**Exercise directions**
Search the data for the string "command" and extract every line where it appears.

**Records**
--------------------------------

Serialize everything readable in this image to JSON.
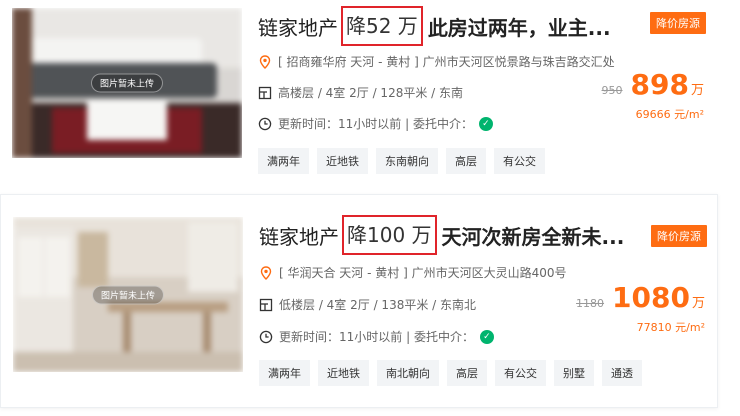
{
  "listings": [
    {
      "brand": "链家地产",
      "price_drop": "降52 万",
      "title_desc": "此房过两年，业主...",
      "badge": "降价房源",
      "image_overlay": "图片暂未上传",
      "address": "[ 招商雍华府 天河 - 黄村 ] 广州市天河区悦景路与珠吉路交汇处",
      "details": "高楼层 / 4室 2厅 / 128平米 / 东南",
      "update": "更新时间：11小时以前 | 委托中介：",
      "old_price": "950",
      "price": "898",
      "price_unit": "万",
      "unit_price": "69666 元/m²",
      "tags": [
        "满两年",
        "近地铁",
        "东南朝向",
        "高层",
        "有公交"
      ]
    },
    {
      "brand": "链家地产",
      "price_drop": "降100 万",
      "title_desc": "天河次新房全新未...",
      "badge": "降价房源",
      "image_overlay": "图片暂未上传",
      "address": "[ 华润天合 天河 - 黄村 ] 广州市天河区大灵山路400号",
      "details": "低楼层 / 4室 2厅 / 138平米 / 东南北",
      "update": "更新时间：11小时以前 | 委托中介：",
      "old_price": "1180",
      "price": "1080",
      "price_unit": "万",
      "unit_price": "77810 元/m²",
      "tags": [
        "满两年",
        "近地铁",
        "南北朝向",
        "高层",
        "有公交",
        "别墅",
        "通透"
      ]
    }
  ],
  "colors": {
    "accent": "#fe6c12",
    "highlight_border": "#e0242a",
    "verified": "#00b46e"
  },
  "icons": [
    "location-icon",
    "layout-icon",
    "clock-icon",
    "verified-icon"
  ]
}
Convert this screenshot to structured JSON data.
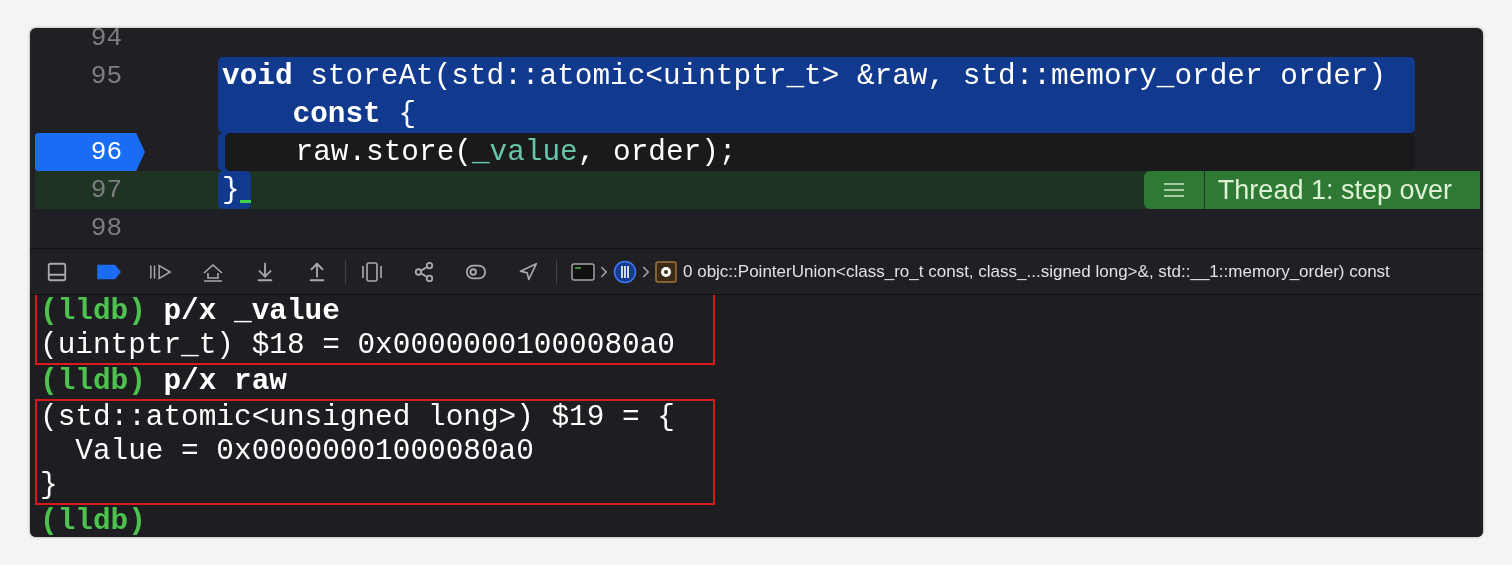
{
  "editor": {
    "lines": [
      {
        "number": "94",
        "selected": false,
        "breakpoint": false,
        "current": false
      },
      {
        "number": "95",
        "selected": true,
        "breakpoint": false,
        "current": false,
        "code": [
          [
            {
              "text": "void",
              "kind": "keyword"
            },
            {
              "text": " storeAt(std::atomic<uintptr_t> &raw, std::memory_order order)",
              "kind": "plain"
            }
          ],
          [
            {
              "text": "    const",
              "kind": "keyword"
            },
            {
              "text": " {",
              "kind": "plain"
            }
          ]
        ]
      },
      {
        "number": "96",
        "selected": true,
        "breakpoint": true,
        "current": false,
        "code": [
          [
            {
              "text": "    raw.store(",
              "kind": "plain"
            },
            {
              "text": "_value",
              "kind": "variable"
            },
            {
              "text": ", order);",
              "kind": "plain"
            }
          ]
        ]
      },
      {
        "number": "97",
        "selected": true,
        "breakpoint": false,
        "current": true,
        "cursor": true,
        "annotation": "Thread 1: step over",
        "code": [
          [
            {
              "text": "}",
              "kind": "plain"
            }
          ]
        ]
      },
      {
        "number": "98",
        "selected": false,
        "breakpoint": false,
        "current": false
      }
    ]
  },
  "debug_bar": {
    "breakpoints_active": true,
    "frame_label": "0 objc::PointerUnion<class_ro_t const, class_...signed long>&, std::__1::memory_order) const"
  },
  "console": {
    "groups": [
      {
        "boxed": true,
        "lines": [
          {
            "kind": "command",
            "prompt": "(lldb)",
            "command": "p/x _value"
          },
          {
            "kind": "output",
            "text": "(uintptr_t) $18 = 0x00000001000080a0"
          }
        ]
      },
      {
        "boxed": false,
        "lines": [
          {
            "kind": "command",
            "prompt": "(lldb)",
            "command": "p/x raw"
          }
        ]
      },
      {
        "boxed": true,
        "lines": [
          {
            "kind": "output",
            "text": "(std::atomic<unsigned long>) $19 = {"
          },
          {
            "kind": "output",
            "text": "  Value = 0x00000001000080a0"
          },
          {
            "kind": "output",
            "text": "}"
          }
        ]
      },
      {
        "boxed": false,
        "lines": [
          {
            "kind": "command",
            "prompt": "(lldb)"
          }
        ]
      }
    ]
  }
}
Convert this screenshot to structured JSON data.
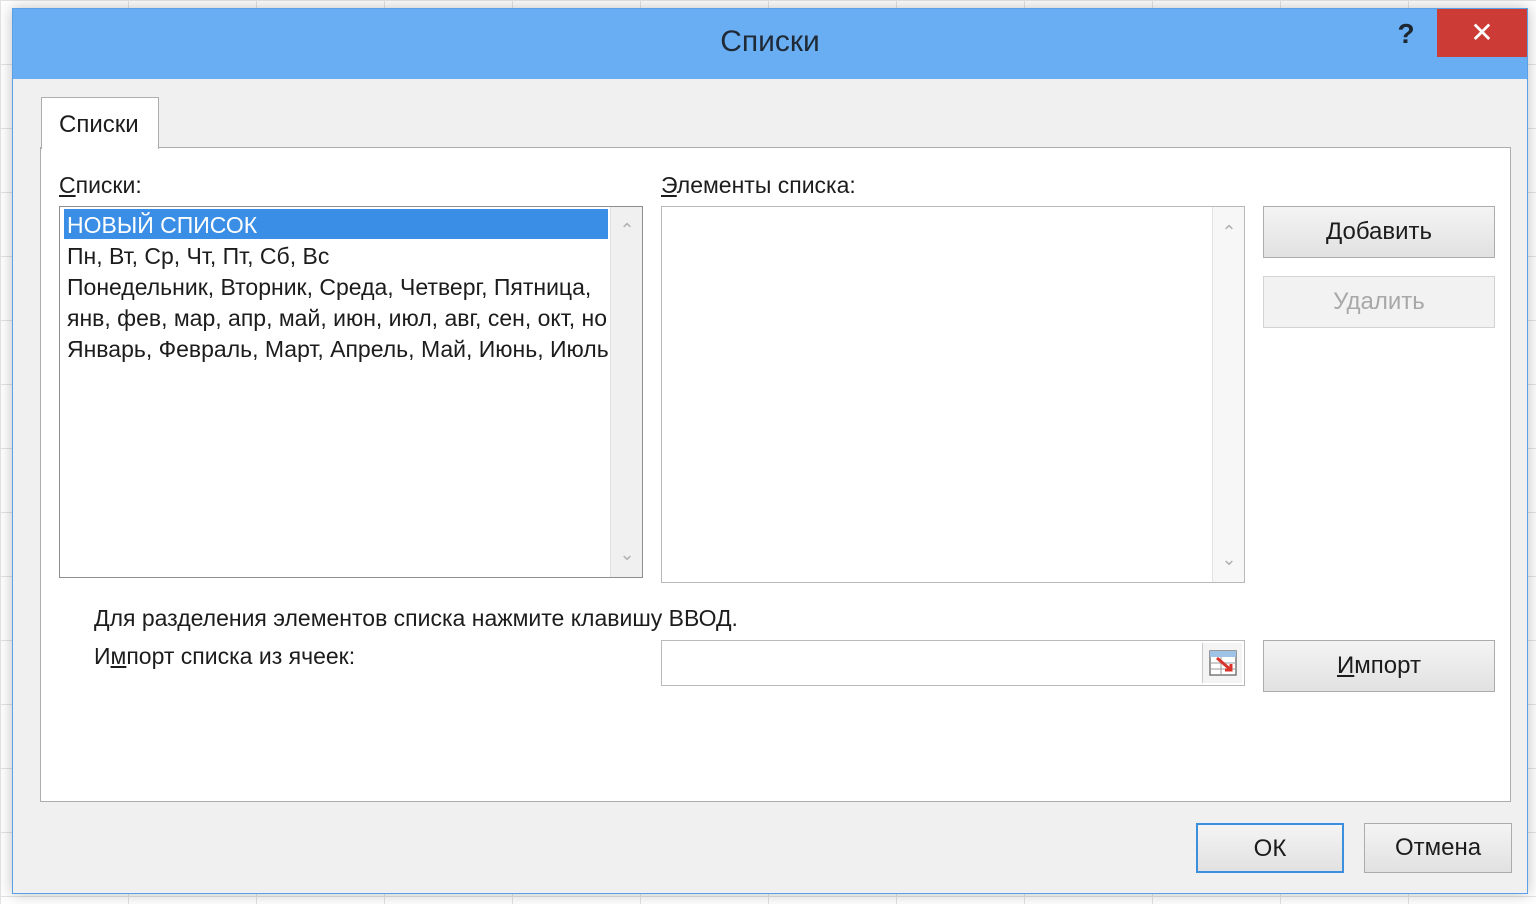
{
  "window": {
    "title": "Списки",
    "help_label": "?",
    "close_label": "✕"
  },
  "tabs": [
    {
      "label": "Списки",
      "selected": true
    }
  ],
  "lists_section": {
    "label_underlined": "С",
    "label_rest": "писки:",
    "items": [
      {
        "text": "НОВЫЙ СПИСОК",
        "selected": true
      },
      {
        "text": "Пн, Вт, Ср, Чт, Пт, Сб, Вс",
        "selected": false
      },
      {
        "text": "Понедельник, Вторник, Среда, Четверг, Пятница,",
        "selected": false
      },
      {
        "text": "янв, фев, мар, апр, май, июн, июл, авг, сен, окт, но",
        "selected": false
      },
      {
        "text": "Январь, Февраль, Март, Апрель, Май, Июнь, Июль,",
        "selected": false
      }
    ]
  },
  "elements_section": {
    "label_underlined": "Э",
    "label_rest": "лементы списка:",
    "value": ""
  },
  "buttons": {
    "add_underlined": "Д",
    "add_rest": "обавить",
    "delete_label": "Удалить",
    "import_prefix": "",
    "import_underlined": "И",
    "import_rest": "мпорт",
    "ok_label": "ОК",
    "cancel_label": "Отмена"
  },
  "hint_text": "Для разделения элементов списка нажмите клавишу ВВОД.",
  "import_section": {
    "label_prefix": "И",
    "label_underlined": "м",
    "label_rest": "порт списка из ячеек:",
    "value": ""
  },
  "icons": {
    "help": "help-icon",
    "close": "close-icon",
    "scroll_up": "chevron-up-icon",
    "scroll_down": "chevron-down-icon",
    "range_select": "range-select-icon"
  },
  "colors": {
    "titlebar": "#69aef2",
    "close_button": "#cd3b36",
    "selection": "#3a8ee6",
    "default_button_border": "#3c8fdc"
  }
}
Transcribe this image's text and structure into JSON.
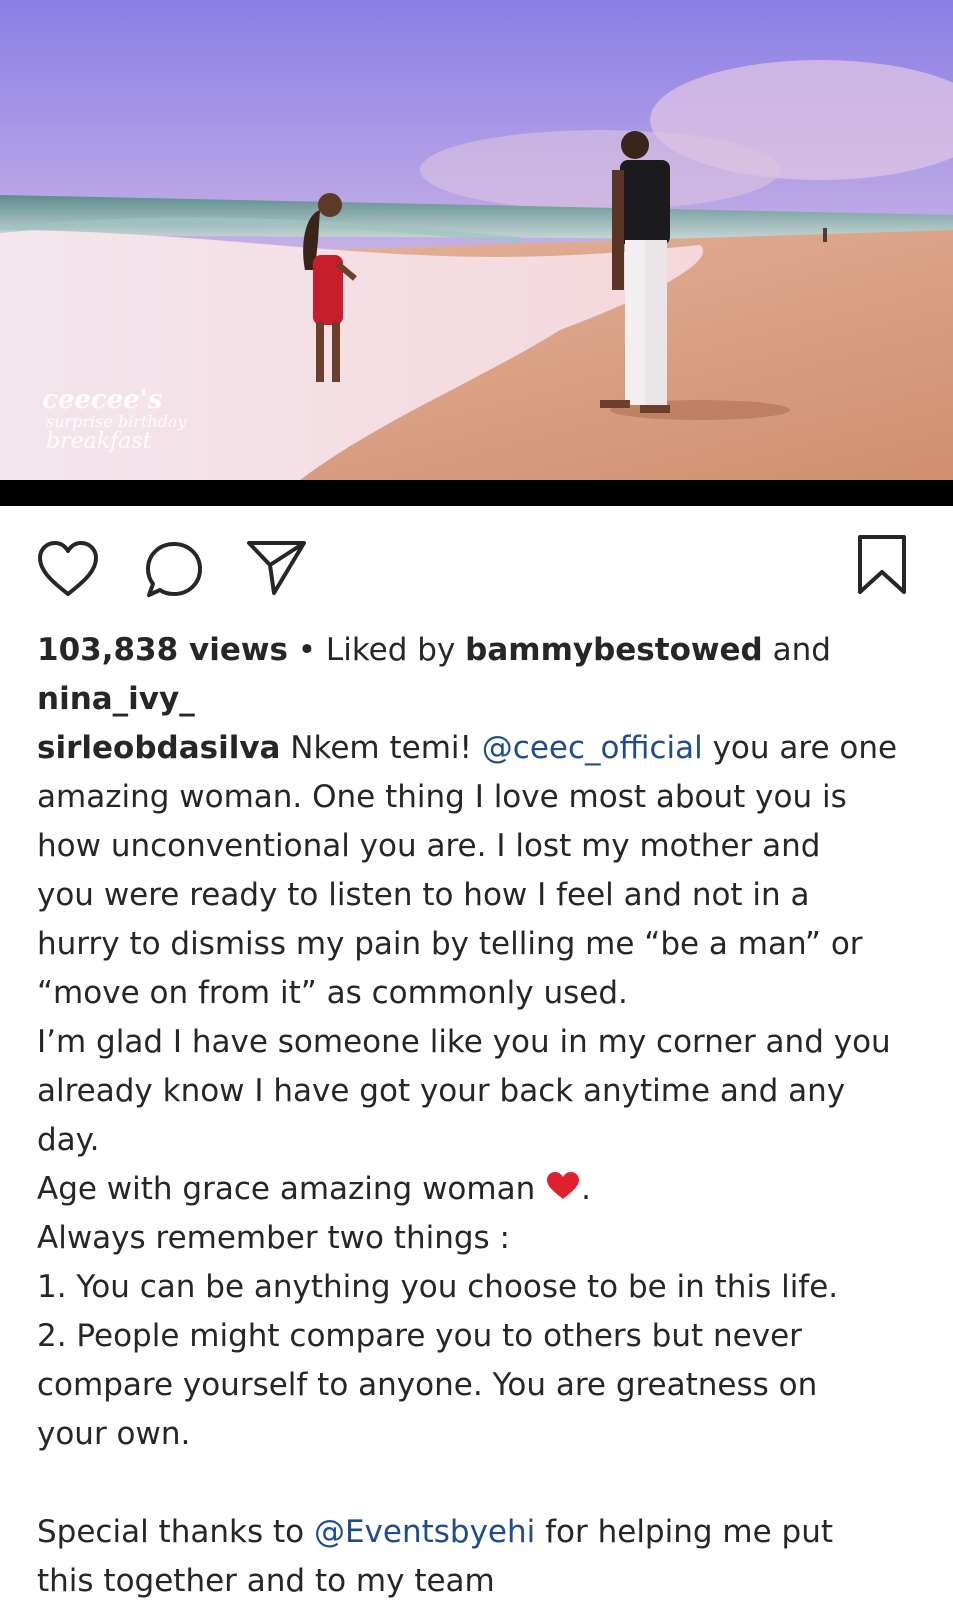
{
  "media": {
    "watermark_line1": "ceecee's",
    "watermark_line2": "surprise birthday",
    "watermark_line3": "breakfast"
  },
  "actions": {
    "like_icon": "heart-outline-icon",
    "comment_icon": "speech-bubble-icon",
    "share_icon": "paper-plane-icon",
    "save_icon": "bookmark-icon"
  },
  "stats": {
    "views": "103,838 views",
    "separator": " • Liked by ",
    "liker1": "bammybestowed",
    "and": " and",
    "liker2": "nina_ivy_"
  },
  "caption": {
    "username": "sirleobdasilva",
    "l1_a": " Nkem temi! ",
    "mention1": "@ceec_official",
    "l1_b": " you are one",
    "l2": "amazing woman. One thing I love most about you is",
    "l3": "how unconventional you are. I lost my mother and",
    "l4": "you were ready to listen to how I feel and not in a",
    "l5": "hurry to dismiss my pain by telling me “be a man” or",
    "l6": "“move on from it” as commonly used.",
    "l7": "I’m glad I have someone like you in my corner and you",
    "l8": "already know I have got your back anytime and any",
    "l9": "day.",
    "l10": "Age with grace amazing woman ",
    "l10_end": ".",
    "l11": "Always remember two things :",
    "l12": "1. You can be anything you choose to be in this life.",
    "l13": "2. People might compare you to others but never",
    "l14": "compare yourself to anyone. You are greatness on",
    "l15": "your own.",
    "l16_a": "Special thanks to ",
    "mention2": "@Eventsbyehi",
    "l16_b": " for helping me put",
    "l17": "this together and to my team"
  },
  "colors": {
    "text": "#262626",
    "mention": "#1f4d8c",
    "heart": "#e0202e"
  }
}
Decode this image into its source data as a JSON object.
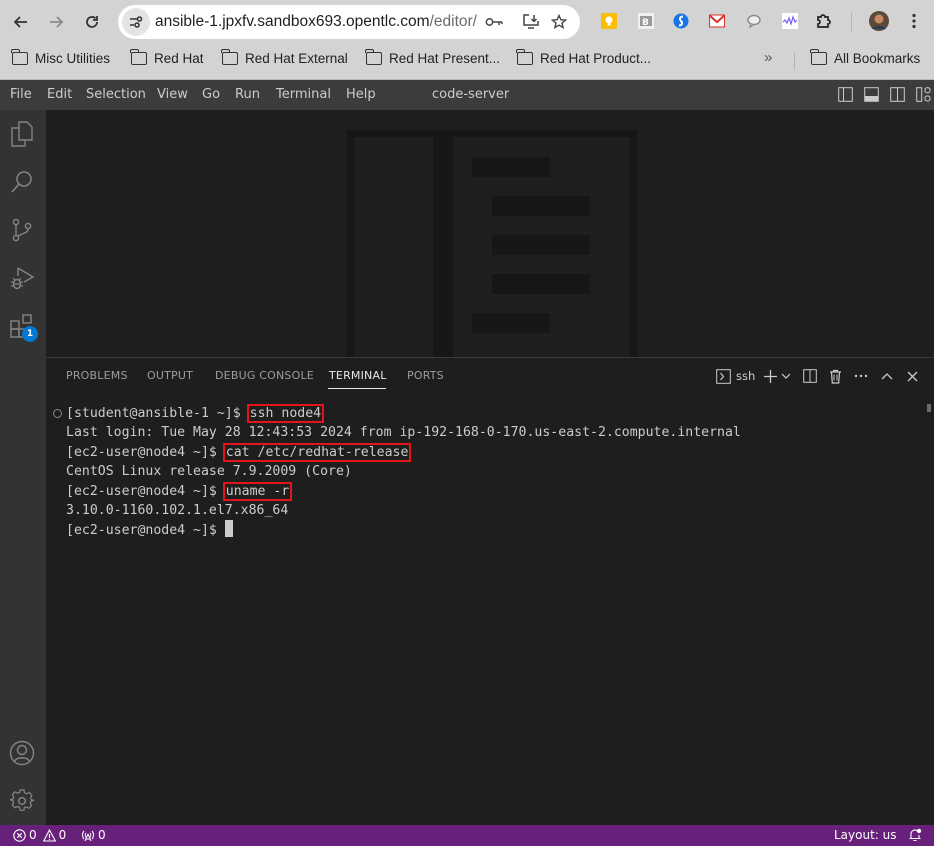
{
  "browser": {
    "url_host": "ansible-1.jpxfv.sandbox693.opentlc.com",
    "url_path": "/editor/",
    "bookmarks": [
      {
        "label": "Misc Utilities"
      },
      {
        "label": "Red Hat"
      },
      {
        "label": "Red Hat External"
      },
      {
        "label": "Red Hat Present..."
      },
      {
        "label": "Red Hat Product..."
      }
    ],
    "overflow_label": "»",
    "all_bookmarks_label": "All Bookmarks",
    "extension_colors": {
      "keep": "#fbbc04",
      "gmail": "#d93025",
      "sync": "#1a73e8"
    }
  },
  "menubar": {
    "items": [
      "File",
      "Edit",
      "Selection",
      "View",
      "Go",
      "Run",
      "Terminal",
      "Help"
    ],
    "title": "code-server"
  },
  "activity_bar": {
    "extensions_badge": "1"
  },
  "panel": {
    "tabs": [
      {
        "label": "PROBLEMS",
        "active": false
      },
      {
        "label": "OUTPUT",
        "active": false
      },
      {
        "label": "DEBUG CONSOLE",
        "active": false
      },
      {
        "label": "TERMINAL",
        "active": true
      },
      {
        "label": "PORTS",
        "active": false
      }
    ],
    "terminal_name": "ssh"
  },
  "terminal": {
    "lines": [
      {
        "prompt": "[student@ansible-1 ~]$ ",
        "command": "ssh node4",
        "highlight": true
      },
      {
        "output": "Last login: Tue May 28 12:43:53 2024 from ip-192-168-0-170.us-east-2.compute.internal"
      },
      {
        "prompt": "[ec2-user@node4 ~]$ ",
        "command": "cat /etc/redhat-release",
        "highlight": true
      },
      {
        "output": "CentOS Linux release 7.9.2009 (Core)"
      },
      {
        "prompt": "[ec2-user@node4 ~]$ ",
        "command": "uname -r",
        "highlight": true
      },
      {
        "output": "3.10.0-1160.102.1.el7.x86_64"
      },
      {
        "prompt": "[ec2-user@node4 ~]$ ",
        "command": ""
      }
    ],
    "highlight_color": "#e3141a"
  },
  "statusbar": {
    "errors": "0",
    "warnings": "0",
    "ports": "0",
    "layout": "Layout: us",
    "background": "#68217a"
  }
}
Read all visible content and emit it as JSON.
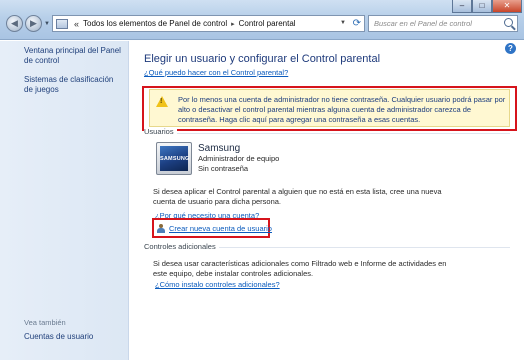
{
  "addressbar": {
    "chevron": "«",
    "crumb1": "Todos los elementos de Panel de control",
    "separator": "▸",
    "crumb2": "Control parental",
    "search_placeholder": "Buscar en el Panel de control"
  },
  "window_controls": {
    "minimize": "–",
    "maximize": "□",
    "close": "✕"
  },
  "sidebar": {
    "items": [
      {
        "label": "Ventana principal del Panel de control"
      },
      {
        "label": "Sistemas de clasificación de juegos"
      }
    ],
    "see_also_heading": "Vea también",
    "see_also_items": [
      {
        "label": "Cuentas de usuario"
      }
    ]
  },
  "main": {
    "title": "Elegir un usuario y configurar el Control parental",
    "what_link": "¿Qué puedo hacer con el Control parental?",
    "warning": "Por lo menos una cuenta de administrador no tiene contraseña. Cualquier usuario podrá pasar por alto o desactivar el control parental mientras alguna cuenta de administrador carezca de contraseña. Haga clic aquí para agregar una contraseña a esas cuentas.",
    "users_label": "Usuarios",
    "account": {
      "picture_text": "SAMSUNG",
      "name": "Samsung",
      "role": "Administrador de equipo",
      "password_status": "Sin contraseña"
    },
    "add_user_text": "Si desea aplicar el Control parental a alguien que no está en esta lista, cree una nueva cuenta de usuario para dicha persona.",
    "why_link": "¿Por qué necesito una cuenta?",
    "create_link": "Crear nueva cuenta de usuario",
    "additional_label": "Controles adicionales",
    "additional_text": "Si desea usar características adicionales como Filtrado web e Informe de actividades en este equipo, debe instalar controles adicionales.",
    "install_link": "¿Cómo instalo controles adicionales?"
  },
  "colors": {
    "link": "#0b5bbd",
    "title": "#1e3a7b",
    "highlight_outline": "#d6141c",
    "warning_bg": "#fff8d2"
  }
}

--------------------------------

**Answer below**
            "kind": "command",
            "command": "p/x _value"
            "kind": "command",
            "command": "p/x raw"
            "kind": "command",
        "command": "ssh node4",
        "command": "cat /etc/redhat-release",
        "command": "uname -r",
        "command": ""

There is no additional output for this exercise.